Reprint all of the data below exactly as shown and skip every image.
★ ★ ★ ★ ★ ★ ★
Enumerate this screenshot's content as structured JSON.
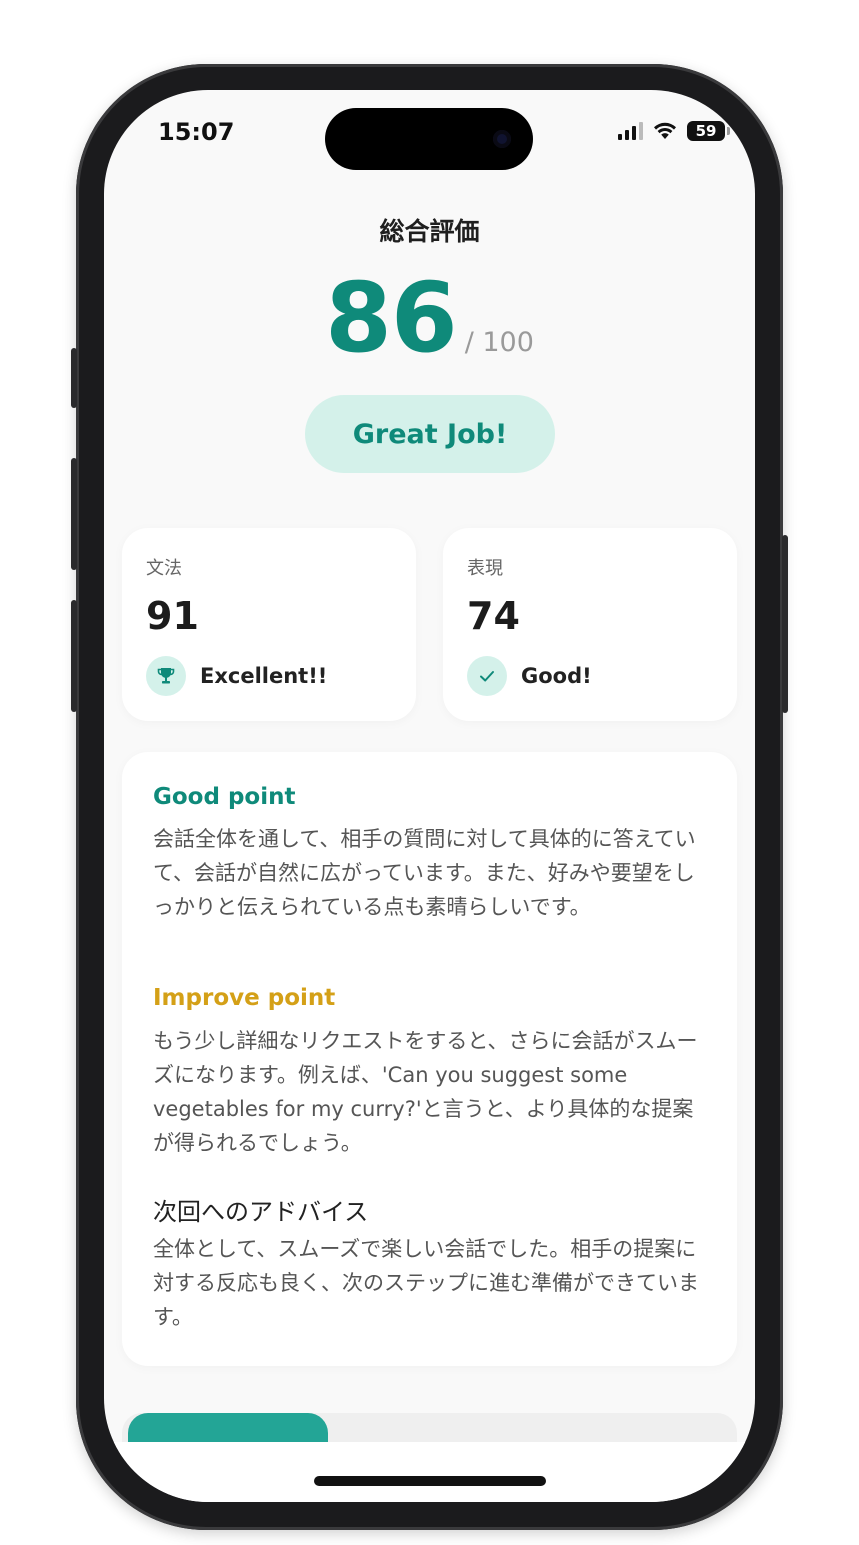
{
  "status_bar": {
    "time": "15:07",
    "battery": "59"
  },
  "header": {
    "title": "総合評価",
    "score": "86",
    "score_max": "/ 100",
    "badge": "Great Job!"
  },
  "stats": [
    {
      "label": "文法",
      "value": "91",
      "rating": "Excellent!!",
      "icon": "trophy-icon"
    },
    {
      "label": "表現",
      "value": "74",
      "rating": "Good!",
      "icon": "check-icon"
    }
  ],
  "feedback": {
    "good_title": "Good point",
    "good_text": "会話全体を通して、相手の質問に対して具体的に答えていて、会話が自然に広がっています。また、好みや要望をしっかりと伝えられている点も素晴らしいです。",
    "improve_title": "Improve point",
    "improve_text": "もう少し詳細なリクエストをすると、さらに会話がスムーズになります。例えば、'Can you suggest some vegetables for my curry?'と言うと、より具体的な提案が得られるでしょう。",
    "advice_title": "次回へのアドバイス",
    "advice_text": "全体として、スムーズで楽しい会話でした。相手の提案に対する反応も良く、次のステップに進む準備ができています。"
  },
  "colors": {
    "accent": "#0f8a7a",
    "accent_light": "#d4f1ea",
    "improve": "#d4a017",
    "background": "#f9f9f9"
  }
}
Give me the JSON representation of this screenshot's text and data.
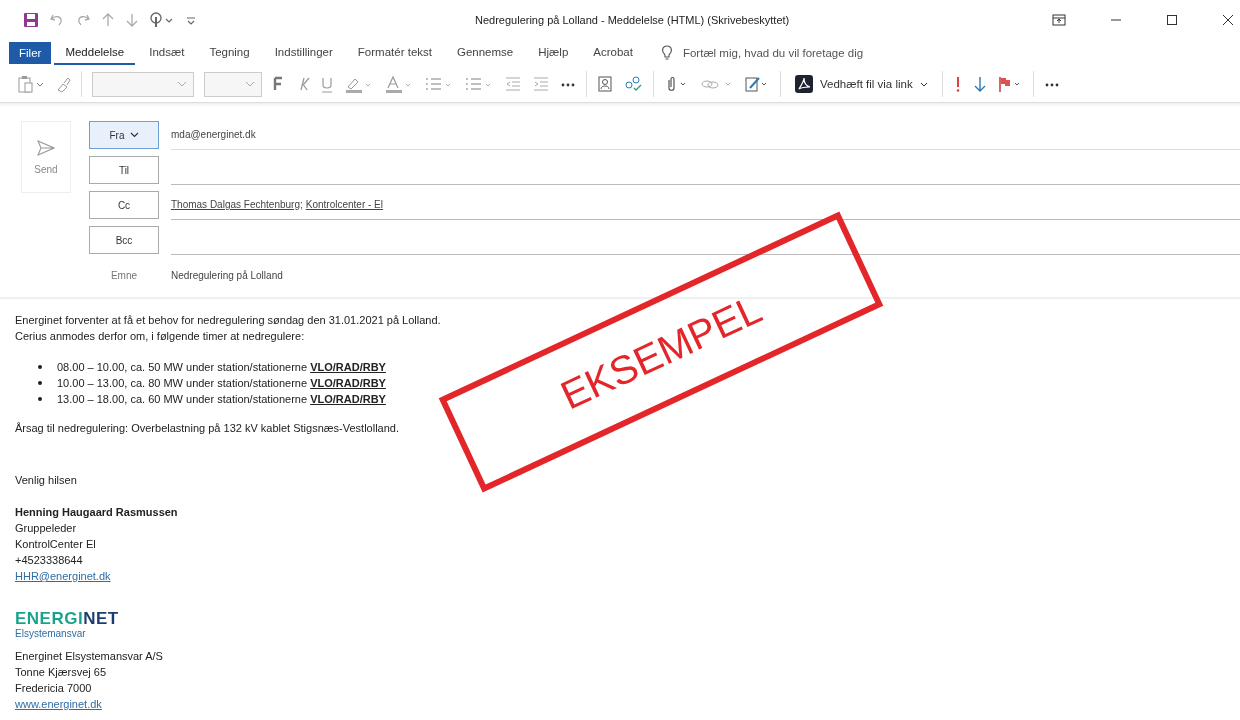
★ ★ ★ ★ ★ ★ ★
Answer to the problem:
Enumerate this screenshot's content as structured JSON.
{
  "status_bar": {
    "time": "15:07",
    "battery": "59"
  },
  "header": {
    "title": "総合評価",
    "score": "86",
    "score_max": "/ 100",
    "badge": "Great Job!"
  },
  "stats": [
    {
      "label": "文法",
      "value": "91",
      "rating": "Excellent!!",
      "icon": "trophy-icon"
    },
    {
      "label": "表現",
      "value": "74",
      "rating": "Good!",
      "icon": "check-icon"
    }
  ],
  "feedback": {
    "good_title": "Good point",
    "good_text": "会話全体を通して、相手の質問に対して具体的に答えていて、会話が自然に広がっています。また、好みや要望をしっかりと伝えられている点も素晴らしいです。",
    "improve_title": "Improve point",
    "improve_text": "もう少し詳細なリクエストをすると、さらに会話がスムーズになります。例えば、'Can you suggest some vegetables for my curry?'と言うと、より具体的な提案が得られるでしょう。",
    "advice_title": "次回へのアドバイス",
    "advice_text": "全体として、スムーズで楽しい会話でした。相手の提案に対する反応も良く、次のステップに進む準備ができています。"
  },
  "colors": {
    "accent": "#0f8a7a",
    "accent_light": "#d4f1ea",
    "improve": "#d4a017",
    "background": "#f9f9f9"
  }
}
Give me the JSON representation of this screenshot's text and data.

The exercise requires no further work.